-- Your objective --
In which lines of the data does the string "this" appear? Copy every one.

-- Input data --
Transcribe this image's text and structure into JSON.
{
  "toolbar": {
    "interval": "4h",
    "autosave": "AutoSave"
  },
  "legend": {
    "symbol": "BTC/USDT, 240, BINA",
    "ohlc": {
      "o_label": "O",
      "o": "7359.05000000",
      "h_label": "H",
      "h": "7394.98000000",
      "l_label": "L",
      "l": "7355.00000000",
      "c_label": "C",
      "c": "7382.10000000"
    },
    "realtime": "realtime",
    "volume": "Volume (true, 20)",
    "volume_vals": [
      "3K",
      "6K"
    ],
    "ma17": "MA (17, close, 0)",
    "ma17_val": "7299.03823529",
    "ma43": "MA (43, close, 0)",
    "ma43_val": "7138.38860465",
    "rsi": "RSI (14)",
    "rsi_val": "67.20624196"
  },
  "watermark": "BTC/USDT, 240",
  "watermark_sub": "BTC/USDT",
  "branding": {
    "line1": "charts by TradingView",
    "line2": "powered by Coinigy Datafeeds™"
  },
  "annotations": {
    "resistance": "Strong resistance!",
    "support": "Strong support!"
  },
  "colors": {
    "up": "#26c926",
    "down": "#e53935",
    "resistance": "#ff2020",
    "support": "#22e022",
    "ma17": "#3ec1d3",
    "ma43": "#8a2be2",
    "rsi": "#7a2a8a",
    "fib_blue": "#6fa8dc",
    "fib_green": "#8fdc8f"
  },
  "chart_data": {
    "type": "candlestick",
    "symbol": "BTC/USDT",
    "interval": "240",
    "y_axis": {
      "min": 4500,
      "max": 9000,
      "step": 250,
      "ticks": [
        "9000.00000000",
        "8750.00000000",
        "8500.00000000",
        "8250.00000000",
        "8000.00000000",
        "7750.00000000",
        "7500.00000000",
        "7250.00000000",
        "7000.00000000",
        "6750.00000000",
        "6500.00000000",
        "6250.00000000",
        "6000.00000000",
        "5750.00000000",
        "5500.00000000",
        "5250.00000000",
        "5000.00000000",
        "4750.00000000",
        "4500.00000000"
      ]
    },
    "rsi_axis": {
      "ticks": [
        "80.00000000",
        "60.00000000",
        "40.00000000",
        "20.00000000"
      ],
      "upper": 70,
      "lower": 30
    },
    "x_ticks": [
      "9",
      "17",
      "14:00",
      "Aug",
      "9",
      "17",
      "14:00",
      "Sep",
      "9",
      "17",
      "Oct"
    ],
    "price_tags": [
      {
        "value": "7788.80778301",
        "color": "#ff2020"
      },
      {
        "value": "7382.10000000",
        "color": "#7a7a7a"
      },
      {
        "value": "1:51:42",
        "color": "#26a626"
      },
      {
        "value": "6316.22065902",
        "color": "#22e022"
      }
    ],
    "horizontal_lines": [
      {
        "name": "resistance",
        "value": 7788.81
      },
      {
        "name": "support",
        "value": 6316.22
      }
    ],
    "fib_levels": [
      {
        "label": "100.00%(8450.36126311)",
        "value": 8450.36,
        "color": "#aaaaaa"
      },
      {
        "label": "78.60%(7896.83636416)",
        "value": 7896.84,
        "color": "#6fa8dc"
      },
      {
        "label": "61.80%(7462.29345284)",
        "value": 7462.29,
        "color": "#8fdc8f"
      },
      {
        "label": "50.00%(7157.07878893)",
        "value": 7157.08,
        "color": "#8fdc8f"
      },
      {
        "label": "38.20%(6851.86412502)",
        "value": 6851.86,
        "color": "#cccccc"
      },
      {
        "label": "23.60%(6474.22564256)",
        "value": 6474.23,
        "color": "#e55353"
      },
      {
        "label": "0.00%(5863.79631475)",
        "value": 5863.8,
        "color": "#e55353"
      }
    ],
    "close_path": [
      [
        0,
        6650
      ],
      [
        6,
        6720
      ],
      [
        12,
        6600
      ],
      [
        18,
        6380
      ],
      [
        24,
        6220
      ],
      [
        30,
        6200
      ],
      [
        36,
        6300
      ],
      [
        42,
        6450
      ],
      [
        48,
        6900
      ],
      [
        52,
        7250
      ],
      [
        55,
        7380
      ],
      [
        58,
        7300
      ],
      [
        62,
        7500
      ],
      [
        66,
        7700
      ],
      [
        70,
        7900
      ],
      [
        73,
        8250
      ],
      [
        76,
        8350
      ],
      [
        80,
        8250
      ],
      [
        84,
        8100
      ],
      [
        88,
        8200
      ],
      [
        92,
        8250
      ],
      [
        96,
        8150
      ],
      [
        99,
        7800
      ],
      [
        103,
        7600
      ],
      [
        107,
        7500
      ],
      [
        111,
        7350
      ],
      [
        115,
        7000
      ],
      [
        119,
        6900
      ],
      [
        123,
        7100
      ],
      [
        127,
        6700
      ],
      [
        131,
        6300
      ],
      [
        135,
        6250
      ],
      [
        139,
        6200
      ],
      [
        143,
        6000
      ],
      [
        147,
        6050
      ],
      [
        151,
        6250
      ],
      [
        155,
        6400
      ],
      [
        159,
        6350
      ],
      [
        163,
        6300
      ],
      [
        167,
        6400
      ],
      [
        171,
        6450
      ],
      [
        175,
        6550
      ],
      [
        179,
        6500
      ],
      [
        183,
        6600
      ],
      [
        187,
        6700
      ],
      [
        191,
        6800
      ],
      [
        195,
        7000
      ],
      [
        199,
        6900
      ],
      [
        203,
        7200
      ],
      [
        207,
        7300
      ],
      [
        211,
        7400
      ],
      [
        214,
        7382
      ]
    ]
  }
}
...
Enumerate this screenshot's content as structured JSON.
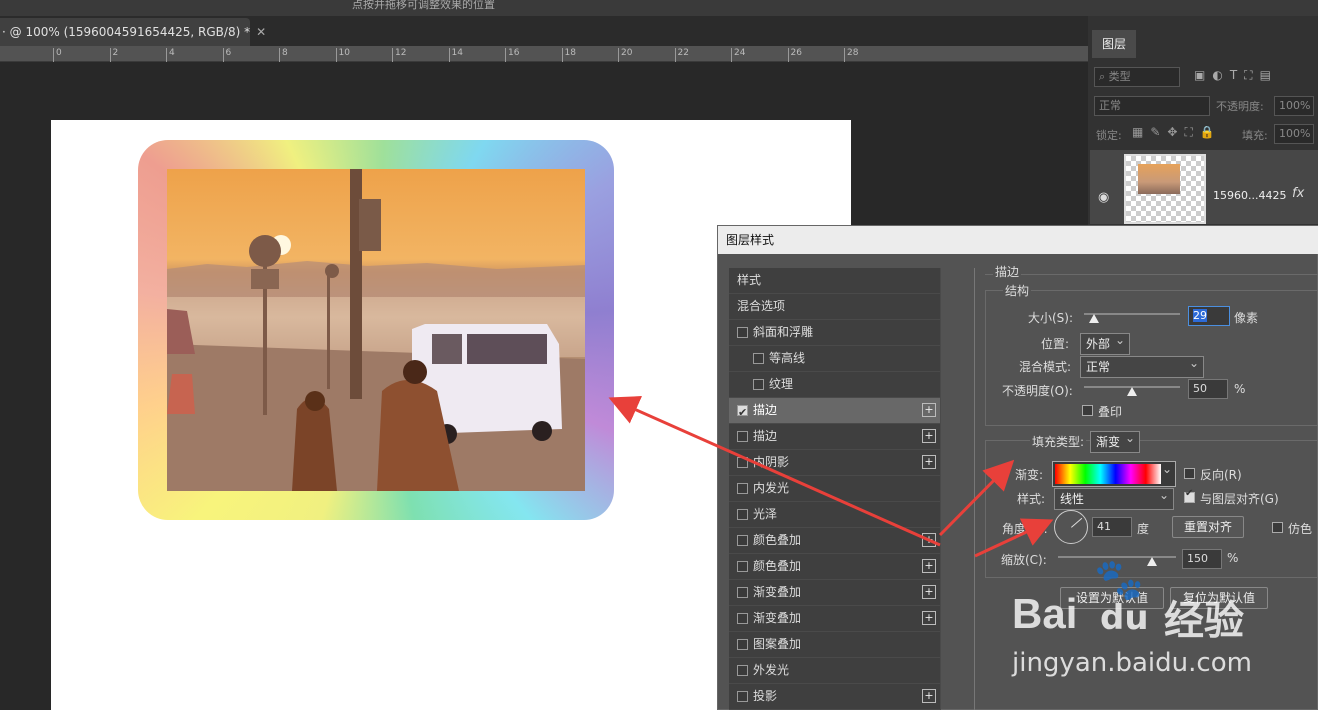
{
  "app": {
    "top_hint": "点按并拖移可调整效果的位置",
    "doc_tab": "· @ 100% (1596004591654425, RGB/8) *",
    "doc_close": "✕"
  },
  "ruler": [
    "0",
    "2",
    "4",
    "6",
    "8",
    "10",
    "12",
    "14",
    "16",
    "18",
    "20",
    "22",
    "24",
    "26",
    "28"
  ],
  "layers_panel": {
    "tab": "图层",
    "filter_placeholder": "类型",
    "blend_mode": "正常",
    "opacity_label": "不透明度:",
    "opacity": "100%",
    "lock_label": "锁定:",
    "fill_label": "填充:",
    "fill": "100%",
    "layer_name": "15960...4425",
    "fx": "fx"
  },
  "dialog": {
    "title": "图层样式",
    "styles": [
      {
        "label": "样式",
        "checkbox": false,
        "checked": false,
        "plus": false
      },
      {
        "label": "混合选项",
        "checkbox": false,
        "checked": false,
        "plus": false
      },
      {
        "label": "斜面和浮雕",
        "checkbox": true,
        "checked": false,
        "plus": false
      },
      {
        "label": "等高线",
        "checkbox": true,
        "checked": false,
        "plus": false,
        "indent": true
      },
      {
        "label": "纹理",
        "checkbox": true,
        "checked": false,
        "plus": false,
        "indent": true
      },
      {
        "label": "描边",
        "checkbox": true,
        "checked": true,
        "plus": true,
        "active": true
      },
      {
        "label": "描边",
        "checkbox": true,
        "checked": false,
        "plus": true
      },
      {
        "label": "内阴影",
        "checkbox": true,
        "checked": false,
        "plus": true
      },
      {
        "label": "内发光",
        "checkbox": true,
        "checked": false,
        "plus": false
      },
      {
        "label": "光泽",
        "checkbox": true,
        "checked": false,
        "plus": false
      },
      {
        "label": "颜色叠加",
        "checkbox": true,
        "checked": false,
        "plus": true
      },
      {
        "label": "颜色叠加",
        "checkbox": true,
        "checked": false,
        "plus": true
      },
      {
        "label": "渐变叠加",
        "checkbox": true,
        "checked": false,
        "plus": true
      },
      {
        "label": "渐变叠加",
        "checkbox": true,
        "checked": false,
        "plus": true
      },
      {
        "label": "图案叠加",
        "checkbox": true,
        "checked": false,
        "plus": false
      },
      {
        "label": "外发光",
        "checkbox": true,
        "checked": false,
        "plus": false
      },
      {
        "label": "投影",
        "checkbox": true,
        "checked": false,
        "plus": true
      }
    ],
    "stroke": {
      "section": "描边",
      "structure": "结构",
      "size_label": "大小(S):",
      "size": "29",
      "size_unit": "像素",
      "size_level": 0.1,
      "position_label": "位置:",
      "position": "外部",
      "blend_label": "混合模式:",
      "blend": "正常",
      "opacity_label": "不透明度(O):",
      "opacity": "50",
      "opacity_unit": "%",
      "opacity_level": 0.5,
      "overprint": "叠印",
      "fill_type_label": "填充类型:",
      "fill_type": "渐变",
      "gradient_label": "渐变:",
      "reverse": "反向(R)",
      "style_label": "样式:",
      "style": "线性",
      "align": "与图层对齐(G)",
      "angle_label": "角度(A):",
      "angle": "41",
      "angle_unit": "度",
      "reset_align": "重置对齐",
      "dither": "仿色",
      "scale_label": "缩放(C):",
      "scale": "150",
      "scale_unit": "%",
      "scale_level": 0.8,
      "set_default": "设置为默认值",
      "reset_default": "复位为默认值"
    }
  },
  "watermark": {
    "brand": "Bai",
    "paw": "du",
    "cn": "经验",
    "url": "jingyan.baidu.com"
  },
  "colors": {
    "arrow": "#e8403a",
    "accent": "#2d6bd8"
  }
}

-- Answer to the exercise --
Transcribe this image's text and structure into JSON.
Enumerate this screenshot's content as structured JSON.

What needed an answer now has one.